Therapeutic use of radioactive isotopes

A study published in collaboration with ISOLDE-CERN confirms that certain terbium isotopes are effective in diagnosing and treating tumours


In December, researchers from ISOLDE-CERN, the Paul Scherrer Institute (PSI) and the Institut Laue-Langevin (ILL) published results of an in vivo study that successfully proved the effectiveness of four terbium isotopes for diagnosing and treating cancerous tumours.

“ISOLDE is the only installation capable of supplying terbium isotopes of such purity and intensity in the case of three out of the four types used in this study,” says ISOLDE physicist Karl Johnson. “Producing over a thousand different isotopes, our equipment offers the widest choice of isotopes in the world!” Initially intended for fundamental physics research, ISOLDE has diversified its activities over time to invest in various projects in the fields of materials science, biochemistry and nuclear medicine.

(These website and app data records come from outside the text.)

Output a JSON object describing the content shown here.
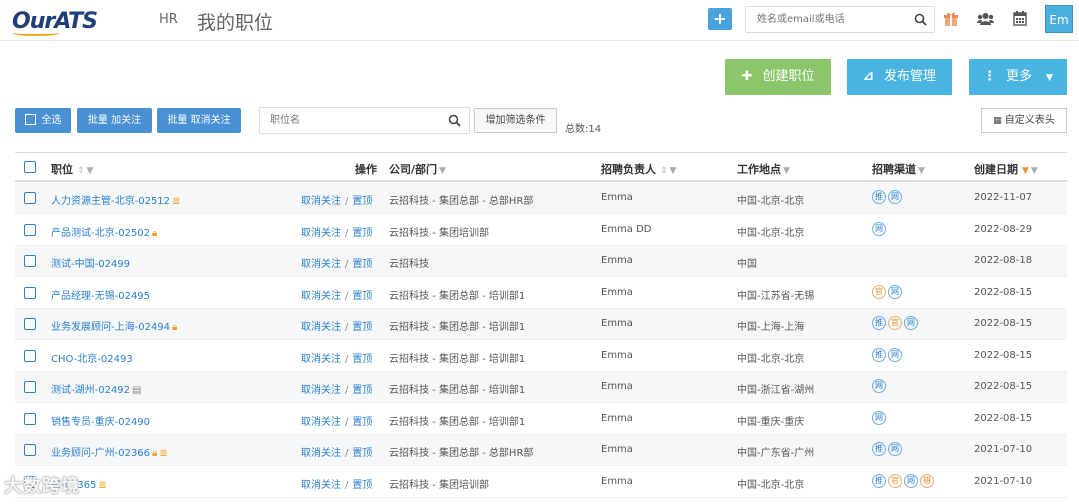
{
  "header": {
    "logo_text": "OurATS",
    "nav_hr": "HR",
    "page_title": "我的职位",
    "add_label": "+",
    "search_placeholder": "姓名或email或电话",
    "avatar_text": "Em"
  },
  "toolbar": {
    "create_label": "创建职位",
    "publish_label": "发布管理",
    "more_label": "更多",
    "select_all_label": "全选",
    "batch_follow_label": "批量 加关注",
    "batch_unfollow_label": "批量 取消关注",
    "position_search_placeholder": "职位名",
    "add_filter_label": "增加筛选条件",
    "total_label": "总数:14",
    "custom_header_label": "自定义表头"
  },
  "table": {
    "headers": {
      "title": "职位",
      "ops": "操作",
      "dept": "公司/部门",
      "owner": "招聘负责人",
      "location": "工作地点",
      "channel": "招聘渠道",
      "created": "创建日期"
    },
    "op_unfollow": "取消关注",
    "op_pin": "置顶",
    "op_sep": "/",
    "rows": [
      {
        "title": "人力资源主管-北京-02512",
        "mark": "db",
        "dept": "云招科技 - 集团总部 - 总部HR部",
        "owner": "Emma",
        "location": "中国-北京-北京",
        "channels": [
          "推",
          "网"
        ],
        "date": "2022-11-07"
      },
      {
        "title": "产品测试-北京-02502",
        "mark": "lock",
        "dept": "云招科技 - 集团培训部",
        "owner": "Emma DD",
        "location": "中国-北京-北京",
        "channels": [
          "网"
        ],
        "date": "2022-08-29"
      },
      {
        "title": "测试-中国-02499",
        "mark": "",
        "dept": "云招科技",
        "owner": "Emma",
        "location": "中国",
        "channels": [],
        "date": "2022-08-18"
      },
      {
        "title": "产品经理-无锡-02495",
        "mark": "",
        "dept": "云招科技 - 集团总部 - 培训部1",
        "owner": "Emma",
        "location": "中国-江苏省-无锡",
        "channels": [
          "官",
          "网"
        ],
        "date": "2022-08-15"
      },
      {
        "title": "业务发展顾问-上海-02494",
        "mark": "lock",
        "dept": "云招科技 - 集团总部 - 培训部1",
        "owner": "Emma",
        "location": "中国-上海-上海",
        "channels": [
          "推",
          "官",
          "网"
        ],
        "date": "2022-08-15"
      },
      {
        "title": "CHO-北京-02493",
        "mark": "",
        "dept": "云招科技 - 集团总部 - 培训部1",
        "owner": "Emma",
        "location": "中国-北京-北京",
        "channels": [
          "推",
          "网"
        ],
        "date": "2022-08-15"
      },
      {
        "title": "测试-湖州-02492",
        "mark": "flag",
        "dept": "云招科技 - 集团总部 - 培训部1",
        "owner": "Emma",
        "location": "中国-浙江省-湖州",
        "channels": [
          "网"
        ],
        "date": "2022-08-15"
      },
      {
        "title": "销售专员-重庆-02490",
        "mark": "",
        "dept": "云招科技 - 集团总部 - 培训部1",
        "owner": "Emma",
        "location": "中国-重庆-重庆",
        "channels": [
          "网"
        ],
        "date": "2022-08-15"
      },
      {
        "title": "业务顾问-广州-02366",
        "mark": "lockdb",
        "dept": "云招科技 - 集团总部 - 总部HR部",
        "owner": "Emma",
        "location": "中国-广东省-广州",
        "channels": [
          "推",
          "网"
        ],
        "date": "2021-07-10"
      },
      {
        "title": "京-02365",
        "mark": "db",
        "dept": "云招科技 - 集团培训部",
        "owner": "Emma",
        "location": "中国-北京-北京",
        "channels": [
          "推",
          "官",
          "网",
          "猎"
        ],
        "date": "2021-07-10"
      }
    ]
  },
  "watermark": "大数跨境",
  "colors": {
    "green": "#8cc66b",
    "cyan": "#4ab4e0",
    "blue": "#4a90d4",
    "link": "#2a7fcf",
    "orange": "#f0a020"
  }
}
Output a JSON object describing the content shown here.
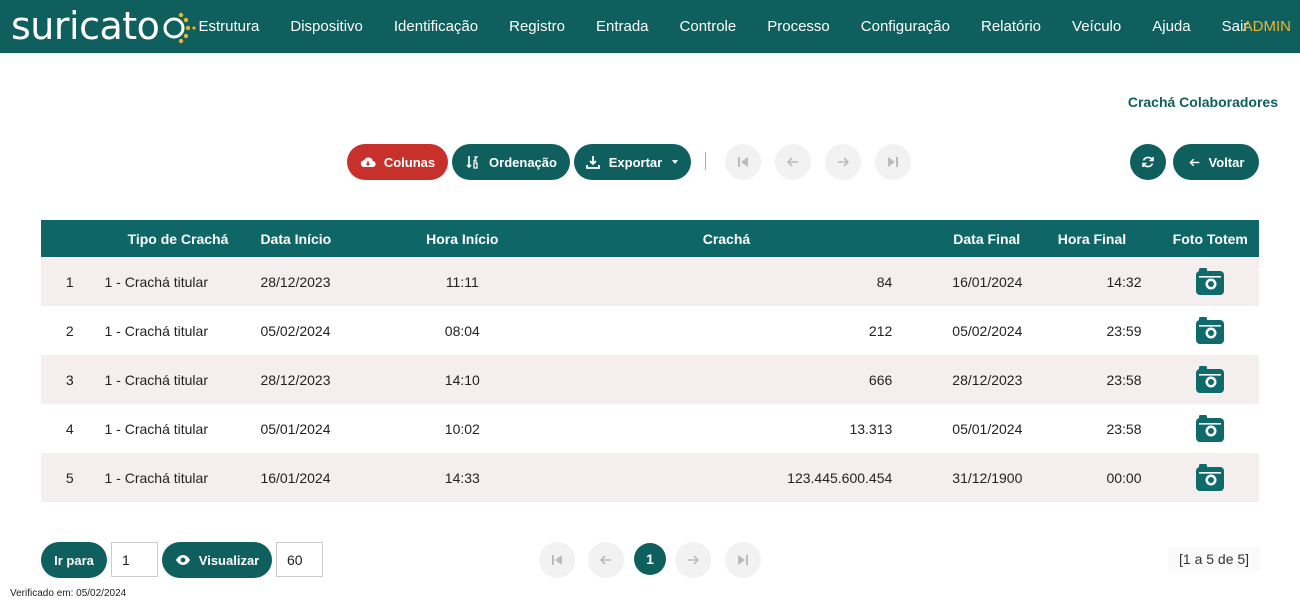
{
  "app": {
    "logo_text": "suricato",
    "user": "ADMIN",
    "brand_color": "#0f5f5f",
    "accent_color": "#f0b429",
    "danger_color": "#c7302b"
  },
  "nav": {
    "items": [
      "Estrutura",
      "Dispositivo",
      "Identificação",
      "Registro",
      "Entrada",
      "Controle",
      "Processo",
      "Configuração",
      "Relatório",
      "Veículo",
      "Ajuda",
      "Sair"
    ]
  },
  "page": {
    "title": "Crachá Colaboradores"
  },
  "toolbar": {
    "columns_label": "Colunas",
    "sort_label": "Ordenação",
    "export_label": "Exportar",
    "back_label": "Voltar"
  },
  "table": {
    "headers": [
      "",
      "Tipo de Crachá",
      "Data Início",
      "Hora Início",
      "Crachá",
      "Data Final",
      "Hora Final",
      "Foto Totem"
    ],
    "rows": [
      {
        "n": "1",
        "tipo": "1 - Crachá titular",
        "data_inicio": "28/12/2023",
        "hora_inicio": "11:11",
        "cracha": "84",
        "data_final": "16/01/2024",
        "hora_final": "14:32",
        "foto_icon": "camera-icon"
      },
      {
        "n": "2",
        "tipo": "1 - Crachá titular",
        "data_inicio": "05/02/2024",
        "hora_inicio": "08:04",
        "cracha": "212",
        "data_final": "05/02/2024",
        "hora_final": "23:59",
        "foto_icon": "camera-icon"
      },
      {
        "n": "3",
        "tipo": "1 - Crachá titular",
        "data_inicio": "28/12/2023",
        "hora_inicio": "14:10",
        "cracha": "666",
        "data_final": "28/12/2023",
        "hora_final": "23:58",
        "foto_icon": "camera-icon"
      },
      {
        "n": "4",
        "tipo": "1 - Crachá titular",
        "data_inicio": "05/01/2024",
        "hora_inicio": "10:02",
        "cracha": "13.313",
        "data_final": "05/01/2024",
        "hora_final": "23:58",
        "foto_icon": "camera-icon"
      },
      {
        "n": "5",
        "tipo": "1 - Crachá titular",
        "data_inicio": "16/01/2024",
        "hora_inicio": "14:33",
        "cracha": "123.445.600.454",
        "data_final": "31/12/1900",
        "hora_final": "00:00",
        "foto_icon": "camera-icon"
      }
    ]
  },
  "footer": {
    "goto_label": "Ir para",
    "goto_value": "1",
    "view_label": "Visualizar",
    "view_value": "60",
    "current_page": "1",
    "range_text": "[1 a 5 de 5]",
    "verified_text": "Verificado em: 05/02/2024"
  }
}
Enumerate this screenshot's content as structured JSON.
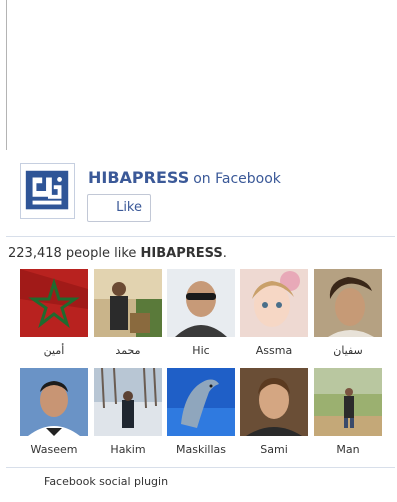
{
  "page": {
    "name": "HIBAPRESS",
    "on_facebook": "on Facebook",
    "like_button": "Like"
  },
  "likes": {
    "count": "223,418",
    "text_middle": " people like ",
    "page_name": "HIBAPRESS",
    "suffix": "."
  },
  "faces": [
    {
      "name": "أمين",
      "icon": "flag-avatar"
    },
    {
      "name": "محمد",
      "icon": "person-indoor-avatar"
    },
    {
      "name": "Hic",
      "icon": "man-sunglasses-avatar"
    },
    {
      "name": "Assma",
      "icon": "child-avatar"
    },
    {
      "name": "سفيان",
      "icon": "man-dark-hair-avatar"
    },
    {
      "name": "Waseem",
      "icon": "man-portrait-avatar"
    },
    {
      "name": "Hakim",
      "icon": "snow-scene-avatar"
    },
    {
      "name": "Maskillas",
      "icon": "dolphin-avatar"
    },
    {
      "name": "Sami",
      "icon": "man-portrait-avatar"
    },
    {
      "name": "Man",
      "icon": "outdoor-person-avatar"
    }
  ],
  "footer": {
    "plugin_label": "Facebook social plugin"
  },
  "colors": {
    "brand": "#3b5998",
    "divider": "#d8dfea"
  }
}
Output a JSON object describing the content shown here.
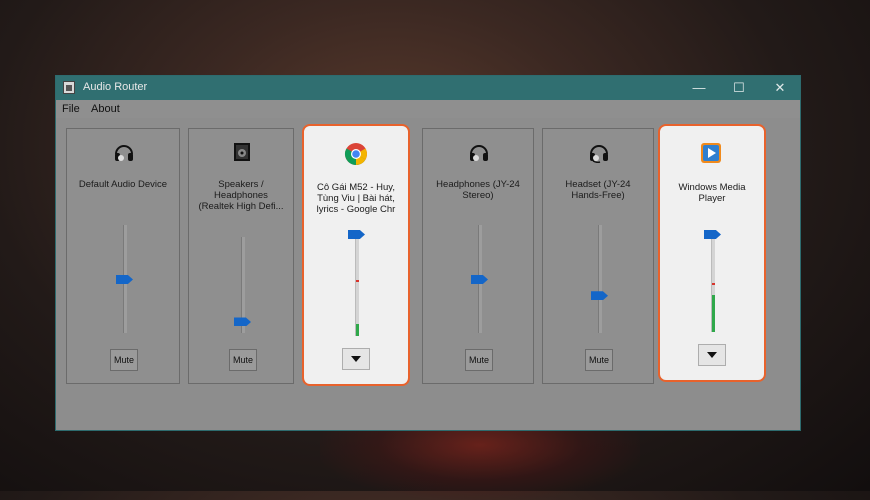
{
  "window": {
    "title": "Audio Router",
    "controls": {
      "minimize": "—",
      "maximize": "☐",
      "close": "✕"
    }
  },
  "menu": {
    "file": "File",
    "about": "About"
  },
  "panels": [
    {
      "name": "Default Audio Device",
      "icon": "headphones-icon",
      "control_label": "Mute",
      "highlighted": false,
      "volume": 0.5
    },
    {
      "name": "Speakers /\nHeadphones\n(Realtek High Defi...",
      "icon": "speaker-icon",
      "control_label": "Mute",
      "highlighted": false,
      "volume": 0.12
    },
    {
      "name": "Cô Gái M52 - Huy,\nTùng Viu | Bài hát,\nlyrics - Google Chr",
      "icon": "chrome-icon",
      "control_label": "▼",
      "highlighted": true,
      "volume": 1.0,
      "level": 0.12,
      "peak": 0.55
    },
    {
      "name": "Headphones (JY-24\nStereo)",
      "icon": "headphones-icon",
      "control_label": "Mute",
      "highlighted": false,
      "volume": 0.5
    },
    {
      "name": "Headset (JY-24\nHands-Free)",
      "icon": "headset-icon",
      "control_label": "Mute",
      "highlighted": false,
      "volume": 0.35
    },
    {
      "name": "Windows Media\nPlayer",
      "icon": "windows-media-player-icon",
      "control_label": "▼",
      "highlighted": true,
      "volume": 1.0,
      "level": 0.38,
      "peak": 0.5
    }
  ],
  "colors": {
    "titlebar": "#306f71",
    "highlight_border": "#e8622c",
    "thumb": "#1466c8",
    "level": "#2fa84a"
  }
}
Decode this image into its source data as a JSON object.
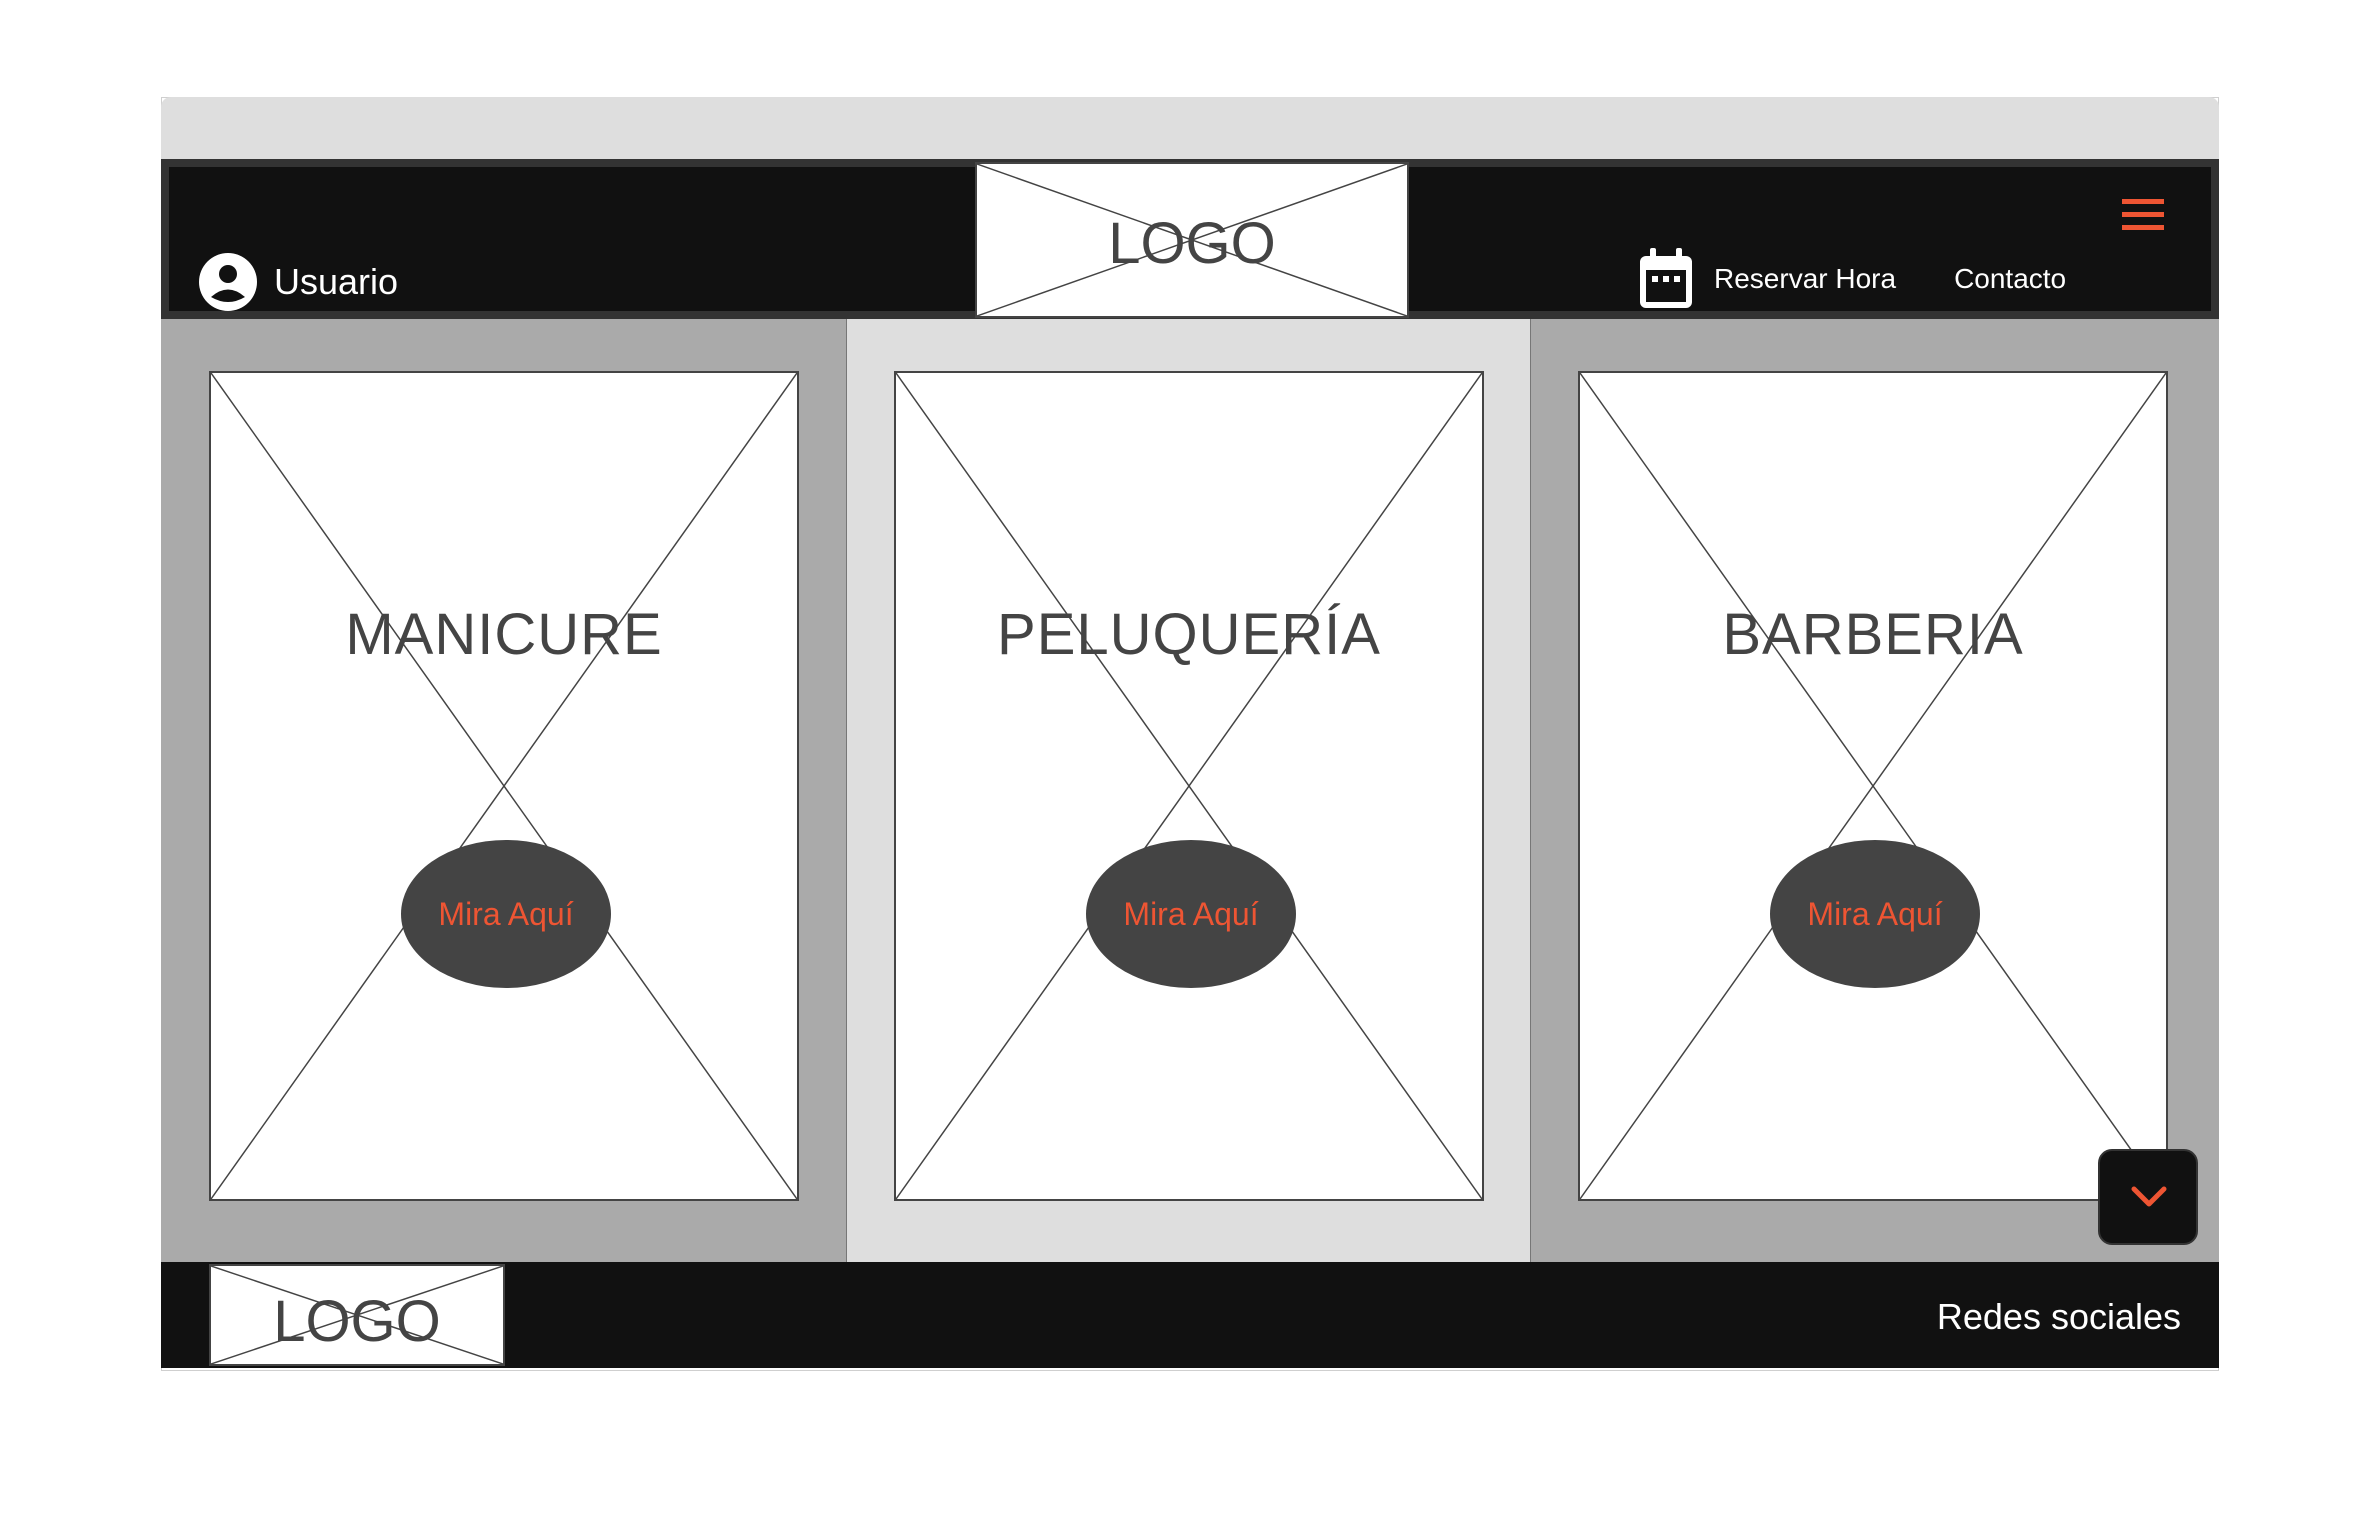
{
  "header": {
    "user_label": "Usuario",
    "logo_text": "LOGO",
    "nav": {
      "reserve_label": "Reservar Hora",
      "contact_label": "Contacto"
    }
  },
  "services": [
    {
      "title": "MANICURE",
      "cta": "Mira Aquí"
    },
    {
      "title": "PELUQUERÍA",
      "cta": "Mira Aquí"
    },
    {
      "title": "BARBERIA",
      "cta": "Mira Aquí"
    }
  ],
  "footer": {
    "logo_text": "LOGO",
    "social_label": "Redes sociales"
  },
  "colors": {
    "accent": "#ee5533",
    "header_bg": "#111111",
    "panel_dark": "#aaaaaa",
    "panel_light": "#dedede",
    "cta_bg": "#444444"
  },
  "icons": {
    "user": "user-circle-icon",
    "calendar": "calendar-icon",
    "menu": "hamburger-menu-icon",
    "scroll": "chevron-down-icon"
  }
}
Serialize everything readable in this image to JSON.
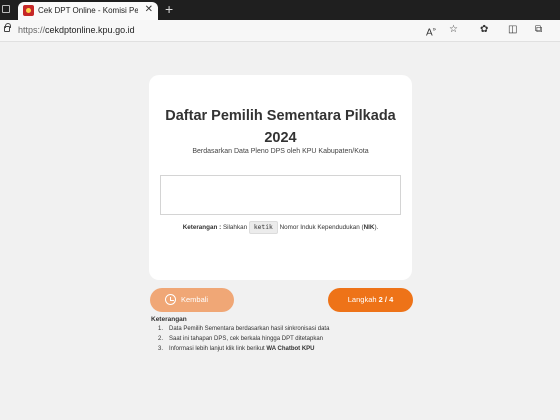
{
  "browser": {
    "tab_title": "Cek DPT Online - Komisi Pemilihan",
    "tab_close": "✕",
    "new_tab": "+",
    "url_protocol": "https://",
    "url_host": "cekdptonline.kpu.go.id",
    "toolbar_icons": [
      "read-aloud-icon",
      "favorite-star-icon",
      "extensions-icon",
      "split-screen-icon",
      "collections-icon"
    ]
  },
  "card": {
    "title": "Daftar Pemilih Sementara Pilkada 2024",
    "subtitle": "Berdasarkan Data Pleno DPS oleh KPU Kabupaten/Kota",
    "nik_input_value": "",
    "note_label": "Keterangan :",
    "note_before": "Silahkan",
    "note_code": "ketik",
    "note_after": "Nomor Induk Kependudukan (",
    "note_nik": "NIK",
    "note_end": ")."
  },
  "buttons": {
    "back_label": "Kembali",
    "next_label": "Langkah",
    "next_step": "2 / 4"
  },
  "keterangan": {
    "title": "Keterangan",
    "items": [
      {
        "num": "1.",
        "text": "Data Pemilih Sementara berdasarkan hasil sinkronisasi data"
      },
      {
        "num": "2.",
        "text": "Saat ini tahapan DPS, cek berkala hingga DPT ditetapkan"
      },
      {
        "num": "3.",
        "text": "Informasi lebih lanjut klik link berikut",
        "link": "WA Chatbot KPU"
      }
    ]
  },
  "colors": {
    "accent": "#ee7318",
    "accent_light": "#f0a776",
    "background": "#f1f1f1"
  }
}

The proof-of-concept study has confirmed that the four terbium isotopes 149Tb, 152Tb, 155Tb produced by ISOLDE and 161Tb produced by ILL can be used in matched pairs to simultaneously diagnose and treat tumours. Having attached itself to a cancerous cell, one of the isotopes emits radiation detectable by medical imaging instruments while the other produces short-range radiation that destroys the surrounding cells. This makes it possible to monitor the status of the cancerous tumour throughout the patient’s treatment and to adapt the prescribed terbium isotope dose accordingly.

“Although the first clinical trials with terbium isotopes were performed in the 1990s, the project only really took concrete form two years ago when activities started in the framework of the PSI-ILL-ISOLDE collaboration,” says Johnston. “The main difficulties were logistic rather than of a physics nature. For instance, as isotopes have very short lifetimes, it was essential to reduce the time lag between their production and their use by medical staff to the absolute minimum. So the laboratories performing the clinical tests had to be located no more than three hours away by car! We therefore had to produce the terbium samples between 4am and 8am, and pack the samples within 30 minutes with the help of CERN's Radiation Protection Group. If everything went according to plan, the isotopes were delivered to the PSI laboratories by 11.30am.”

This proof-of-concept study, jointly carried out by experts in the physics and nuclear medicine fields, has confirmed the therapeutic and diagnostic potential of terbium. However there is a long way to go before terbium can be used in hospitals because the quantities produced by ISOLDE are too small to allow large-scale statistical studies to be performed. Such studies will have to wait until June 2014, when activities resume after performance-enhancement upgrades during the LHC shutdown.

Terbium (Tb) is the only element in the Mendeleev periodic table that has four isotopes suitable for clinical purposes. The nuclear decay characteristics of these four isotopes mean that all the nuclear medicine procedures can be covered. 155Tb and 152Tb emit gamma rays detectable by gamma cameras or PET scanners. While 161Tb produces, inter alia, beta minus particles that damage the surrounding cells over a few millimetres, 149Tb produces short-range alpha particles that allow very localized destruction of the cancerous cells.

Find out more in the press release from the Institut Laue-Langevin.